Stolen Khmer artifacts from ancient Cambodian temples should be returned now. This is what Cambodian heritage authorities have told London’s Victoria & Albert and British Museum who currently profit from scores of once looted Khmer artifacts.
Until the 7th century AD, Cambodian (Khmer) arts were greatly influenced by Indian Hindu themes. By the 10th century, however, Khmer artisans had formulated their own distinct style of sculpting which scholars say is closer to the wholeness of Egyptian sculpture than it is to Indian styles. Standing sentinel among thousands of jungle temples is the massive Angkor Wat representing the largest religious complex ever built, and Banteay Srei, a comparatively tiny hospital temple.
All Khmer temples are completely covered with sculpted deities, spirits and demons. Garuda is part man and part bird, Apsaras are celestial dancing girls, Dvarapalas are demonic temple guardians with clubs and Gajasimha is a mythical animal with the body of a lion and the head of an elephant. These figures and many more were among the hundreds of sculptures smashed from their plinths, looted, and sold to British and US museums. Now Cambodia wants them back!
Clear evidence that Khmer artifacts were brutally taken and now these feet have been clearly linked to famous museum collections in the UK and US. ( YouTube screenshot / Smart History)
When Stolen Khmer Artifacts Become War Crimes
Cambodia’s culture minister appealed to the Victoria & Albert (V&A) and British Museums (BM) to return scores of Khmer artifacts it claims were “ stolen from its temples.” Believed to enshrine the souls of their kings and ancestors, many of these temple statues were illegally removed from Cambodia by the late Douglas Latchford.

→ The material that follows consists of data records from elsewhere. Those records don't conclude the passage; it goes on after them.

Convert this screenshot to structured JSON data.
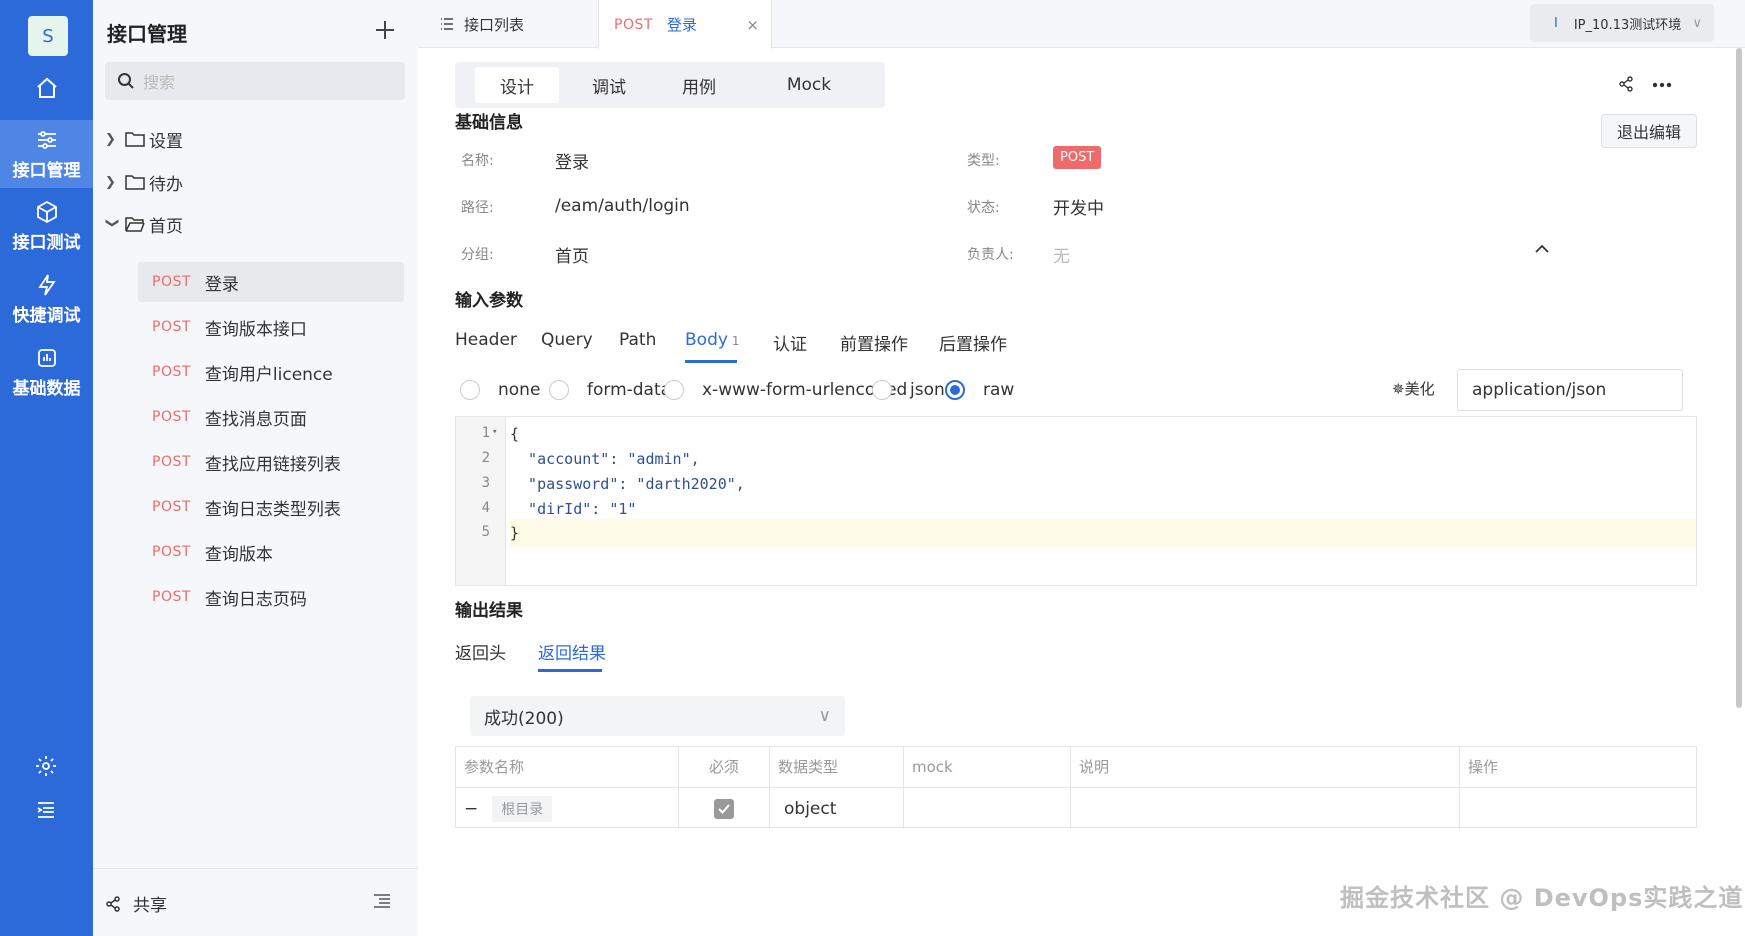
{
  "rail": {
    "avatar": "S",
    "items": [
      {
        "label": "接口管理",
        "icon": "sliders-icon"
      },
      {
        "label": "接口测试",
        "icon": "cube-icon"
      },
      {
        "label": "快捷调试",
        "icon": "lightning-icon"
      },
      {
        "label": "基础数据",
        "icon": "chart-icon"
      }
    ]
  },
  "sidebar": {
    "title": "接口管理",
    "search_placeholder": "搜索",
    "folders": [
      {
        "label": "设置",
        "expanded": false
      },
      {
        "label": "待办",
        "expanded": false
      },
      {
        "label": "首页",
        "expanded": true
      }
    ],
    "apis": [
      {
        "method": "POST",
        "name": "登录"
      },
      {
        "method": "POST",
        "name": "查询版本接口"
      },
      {
        "method": "POST",
        "name": "查询用户licence"
      },
      {
        "method": "POST",
        "name": "查找消息页面"
      },
      {
        "method": "POST",
        "name": "查找应用链接列表"
      },
      {
        "method": "POST",
        "name": "查询日志类型列表"
      },
      {
        "method": "POST",
        "name": "查询版本"
      },
      {
        "method": "POST",
        "name": "查询日志页码"
      }
    ],
    "footer_share": "共享"
  },
  "tabs": {
    "list_label": "接口列表",
    "current_method": "POST",
    "current_name": "登录",
    "close": "×",
    "env_bar": "I",
    "env_label": "IP_10.13测试环境"
  },
  "main": {
    "segments": [
      "设计",
      "调试",
      "用例",
      "Mock"
    ],
    "exit_edit": "退出编辑",
    "basic_title": "基础信息",
    "basic": {
      "name_label": "名称:",
      "name": "登录",
      "path_label": "路径:",
      "path": "/eam/auth/login",
      "group_label": "分组:",
      "group": "首页",
      "type_label": "类型:",
      "type": "POST",
      "status_label": "状态:",
      "status": "开发中",
      "owner_label": "负责人:",
      "owner": "无"
    },
    "input_title": "输入参数",
    "input_tabs": [
      {
        "label": "Header"
      },
      {
        "label": "Query"
      },
      {
        "label": "Path"
      },
      {
        "label": "Body",
        "count": "1"
      },
      {
        "label": "认证"
      },
      {
        "label": "前置操作"
      },
      {
        "label": "后置操作"
      }
    ],
    "body_types": [
      "none",
      "form-data",
      "x-www-form-urlencoded",
      "json",
      "raw"
    ],
    "body_type_selected": "raw",
    "beautify": "美化",
    "content_type": "application/json",
    "code_lines": [
      "{",
      "  \"account\": \"admin\",",
      "  \"password\": \"darth2020\",",
      "  \"dirId\": \"1\"",
      "}"
    ],
    "line_numbers": [
      "1",
      "2",
      "3",
      "4",
      "5"
    ],
    "output_title": "输出结果",
    "output_tabs": [
      "返回头",
      "返回结果"
    ],
    "status_select": "成功(200)",
    "table_headers": [
      "参数名称",
      "必须",
      "数据类型",
      "mock",
      "说明",
      "操作"
    ],
    "table_row": {
      "name": "根目录",
      "required": true,
      "type": "object",
      "collapse": "−"
    }
  },
  "watermark": "掘金技术社区 @ DevOps实践之道",
  "colors": {
    "primary": "#2d6ad9",
    "post": "#f06b6b"
  }
}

According to the Washington Post , beginning in the 1970s, Latchford, an English explorer, arts connoisseur and author, helicoptered into remote Cambodia and amassed “one of the world’s largest private collections of Khmer treasures.” The Cambodian Ministry of Culture’s chief legal counsel and the head of its investigative team, Brad Gordon, told the BBC that trading in these items should be “considered a war crime”.
Plundering Ancient Treasures In The Fog Of Modern War
Members of the Communist Party of Kampuchea (Khmer Rouge) ruled Cambodia between 1975 and 1979 and murdered more than two million citizens. They controlled swathes of Cambodia up to the early 90s, and most of the temples were looted during these three chaotic decades. In 2012, Lachford was identified by US prosecutors in a case targeting a New York artifacts dealers , and in 2019 he was charged for smuggling stolen antiquities, but he died in 2020 before going to trial.
Phoeurng Sackona, the Cambodian Ministry of Culture, recently wrote to Nadine Dorries, her British equivalent, informing her that around 100 important cultural treasures that were stolen from sacred temples are now in two London museums. The letter reminded Dorries of the Hague Convention document signed on 14 May 1954 which protects cultural property seized during armed conflicts.
Museologists at the Victoria and Albert Museum said they “welcomed constructive dialogue” and staff at the BM said they would “consider the requests carefully and respectfully.”
All of these Khmer artifacts were looted from Cambodia purchased by major museums in the US. The Cambodian government is now accusing Britain’s two largest museums of the same crimes! ( YouTube screenshot / Smart History)
A High Class, Low Minded, British Criminal
Brad Gordon said Lachford tried to offload his collection “right up until he went into the hospital and died.” Julia Latchford, Douglas’s daughter, says she has already transferred her entire collection to the Cambodian authorities with five major objects already repatriated. However, about 50 pieces are currently on display at the two London museums generating cash income from tourists.
Sopheap Meas, an archaeologist on the investigative team, said Cambodians believe the statues contain the “soul of a king, a god or maybe an ancestor.” Brad Gordon told the BBC that everyone in the world knew what was happening in Cambodia and that the BM and the V&A “shouldn’t have accepted these pieces.” There is little room for excuses here as Gordon added most of the hundred plus artifacts have “no export licence or permit,” therefore, the two museums are holding “stolen property that needs to come back to Cambodia,” says Gordon.
Top image: Khmer artifacts have been looted all over Cambodia, here a looted scene of Koh Ker, Siem Reap, Cambodia. Source: YukselSelvi/Adobe Stock
By Ashley Cowie